CHAPTER XXXI THE VIPER AND THE SCORPION
“YOU just said,” interposed Emile, “the bite of the viper, and not the sting. Then serpents bite, and do not sting. I thought it was just the other way. I have always heard they had a sting. Last Thursday lame Louis, who is not afraid of anything, caught a serpent in a hole of the old wall. He had two comrades with him. They bound the creature round the neck with a rush. I was passing, and they, called me. The serpent was darting from its mouth something black, pointed, flexible, which came and went rapidly. I thought it was the sting and was much afraid of it. Louis laughed. He said what I took for a sting was the serpent’s tongue; and to prove it to me, he put his hand near it.”
“Louis was right,” replied Uncle Paul. “All serpents dart a very flexible, forked, black filament between their lips with great swiftness.
For many purposes it is the reptile’s weapon, or dart; but in reality this filament is nothing but the tongue, a quite inoffensive tongue, which the creature uses to catch insects and to express in its peculiar manner the passions that agitate it by darting it quickly from between the lips. All serpents, without any exception, have one; but in our countries the viper alone possesses the terrible venomous apparatus.
“This apparatus is composed, first, of two hooks, or teeth, long and pointed, placed in the upper jaw. At the will of the creature they stand up erect for the attack or lie down in a groove of the gum, and hold themselves there as inoffensive as a stiletto in its sheath. In that way the reptile runs no danger of wounding itself. These fangs are hollow and pierced toward the point by a small opening through which the venom is injected into the wound. Finally, at the base of each fang is a little pocket full of venomous liquid. It is an innocent-looking humor, odorless, tasteless; one would almost think it was water. When the viper strikes with its fangs, the venomous pocket drives a drop of its contents into the canal of the tooth, and the terrible liquid is instilled into the wound.
“By preference the viper inhabits warm and rocky hills; it keeps under stones and thickets of brush. It is brown or reddish in color. On the back it has a somber zigzag band, and on each side a row of spots. Its stomach is slate-gray. Its head is a little triangular, larger than the neck, obtuse and as if cut off in front. The viper is timid and fearful; it attacks man only in self-defense. Its movements are brusk, irregular, and sluggish.
“The other serpents of our countries, serpents designated by the general name of snakes, have not the venomous fangs of the viper. Their bite therefore is not of importance, and the repugnance they inspire in us is really groundless.
“Next to the viper there is in France no venomous creature more to be feared than the scorpion.
It is very ugly and walks on eight feet. In front it has two pincers like those of the crayfish,

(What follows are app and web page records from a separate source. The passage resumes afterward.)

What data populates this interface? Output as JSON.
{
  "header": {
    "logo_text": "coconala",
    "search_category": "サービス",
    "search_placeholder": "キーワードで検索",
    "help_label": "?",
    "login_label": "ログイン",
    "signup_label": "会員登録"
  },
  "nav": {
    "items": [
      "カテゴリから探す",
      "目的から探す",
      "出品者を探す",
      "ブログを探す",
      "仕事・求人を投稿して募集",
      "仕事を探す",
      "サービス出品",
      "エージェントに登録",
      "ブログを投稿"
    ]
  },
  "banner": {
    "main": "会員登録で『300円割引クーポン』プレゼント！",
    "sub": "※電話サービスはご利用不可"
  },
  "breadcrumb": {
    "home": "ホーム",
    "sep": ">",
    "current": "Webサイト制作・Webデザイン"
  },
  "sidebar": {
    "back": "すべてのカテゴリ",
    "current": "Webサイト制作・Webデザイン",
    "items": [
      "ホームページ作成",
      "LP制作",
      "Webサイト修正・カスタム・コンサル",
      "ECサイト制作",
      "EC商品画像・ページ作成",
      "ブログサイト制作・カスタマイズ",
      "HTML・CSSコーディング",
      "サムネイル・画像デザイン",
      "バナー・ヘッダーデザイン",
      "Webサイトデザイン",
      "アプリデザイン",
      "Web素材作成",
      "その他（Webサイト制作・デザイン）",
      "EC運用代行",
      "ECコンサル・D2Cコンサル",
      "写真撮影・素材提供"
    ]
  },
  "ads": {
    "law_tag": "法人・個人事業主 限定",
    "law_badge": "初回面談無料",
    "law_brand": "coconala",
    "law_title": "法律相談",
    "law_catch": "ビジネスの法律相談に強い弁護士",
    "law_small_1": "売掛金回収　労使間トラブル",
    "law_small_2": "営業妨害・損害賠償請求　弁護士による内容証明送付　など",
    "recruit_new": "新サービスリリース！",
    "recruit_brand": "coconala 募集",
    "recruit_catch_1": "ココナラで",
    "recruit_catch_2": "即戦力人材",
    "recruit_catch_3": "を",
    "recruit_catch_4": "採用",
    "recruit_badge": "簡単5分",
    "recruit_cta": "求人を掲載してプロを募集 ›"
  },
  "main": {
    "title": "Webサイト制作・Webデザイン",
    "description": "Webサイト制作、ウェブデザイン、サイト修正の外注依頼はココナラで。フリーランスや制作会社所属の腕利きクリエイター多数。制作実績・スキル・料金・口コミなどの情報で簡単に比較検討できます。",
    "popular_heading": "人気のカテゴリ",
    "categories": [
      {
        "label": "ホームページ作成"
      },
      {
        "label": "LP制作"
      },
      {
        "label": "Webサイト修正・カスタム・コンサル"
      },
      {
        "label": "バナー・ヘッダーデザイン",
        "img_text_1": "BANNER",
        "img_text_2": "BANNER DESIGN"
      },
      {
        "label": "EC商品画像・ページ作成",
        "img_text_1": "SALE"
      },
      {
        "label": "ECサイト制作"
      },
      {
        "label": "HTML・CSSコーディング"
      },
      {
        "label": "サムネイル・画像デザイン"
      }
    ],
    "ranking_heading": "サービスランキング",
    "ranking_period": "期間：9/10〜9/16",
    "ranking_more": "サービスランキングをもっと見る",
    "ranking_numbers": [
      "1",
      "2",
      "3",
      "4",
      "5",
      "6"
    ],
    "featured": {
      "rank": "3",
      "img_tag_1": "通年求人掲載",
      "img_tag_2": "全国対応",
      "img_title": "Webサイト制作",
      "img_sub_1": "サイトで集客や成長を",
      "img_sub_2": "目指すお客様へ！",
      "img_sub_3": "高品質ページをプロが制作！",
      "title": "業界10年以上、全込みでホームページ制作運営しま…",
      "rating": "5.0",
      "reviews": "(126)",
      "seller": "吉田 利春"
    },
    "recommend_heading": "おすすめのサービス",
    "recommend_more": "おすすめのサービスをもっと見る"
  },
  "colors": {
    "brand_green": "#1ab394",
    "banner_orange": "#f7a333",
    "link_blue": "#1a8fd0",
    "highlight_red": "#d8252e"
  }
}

and behind a knotty, curled tail ending in a sting. The pincers are inoffensive, despite their menacing aspect; it is the sting with which the end of the tail is armed that is venomous. The scorpion makes use of it in self-defense and to kill the insects on which it feeds. In the southern departments of France are found two different kinds of scorpions. One, of a greenish black, frequents dark and cool places and even establishes itself in houses. It leaves its retreat only at night. It can be seen then running on the damp and cracked walls, seeking wood-lice and spiders, its customary prey. The other, much larger, is pale yellow. It keeps under warm and sandy stones. The black scorpion’s sting does not cause serious injury; that of the yellow may be mortal. When one of these creatures is irritated, a little drop of liquid can be seen forming into a pearl at the extremity of the sting, which is all ready to strike. It is the drop of venom that the scorpion injects into the wound.
“There are many other important things I could tell you about the venomous creatures of foreign countries, about divers serpents whose bite causes a dreadful death; but I hear Mother Ambroisine calling us to dinner. Let us go over rapidly what I have just told you. No creature, however ugly it may be, shoots venom or can do us any harm from a distance. All venomous species act in the same way: with a special weapon a slight wound is made; and into this wound a drop of venom is introduced. The wound, by itself, is nothing; it is the injected liquid that makes it painful and sometimes mortal. The venomous weapon serves the creature for hunting and for defense. It is placed in a part of the body that varies according to the species. Spiders have a double fang folded at the entrance of the mouth; bees, wasps, hornets, bumble-bees, have a sting at the end of the stomach and kept invisible in its sheath when in repose; the viper and all venomous serpents have two long hollowed-out teeth on the upper jaw; the scorpion carries a sting at the end of its tail.”
“I am very sorry,” said Jules, “that Jacques did not hear your account of venomous creatures; he would have understood that caterpillars’ green entrails are not venom. I will tell him all these things; and if I find another beautiful sphinx caterpillar I will not crush it.”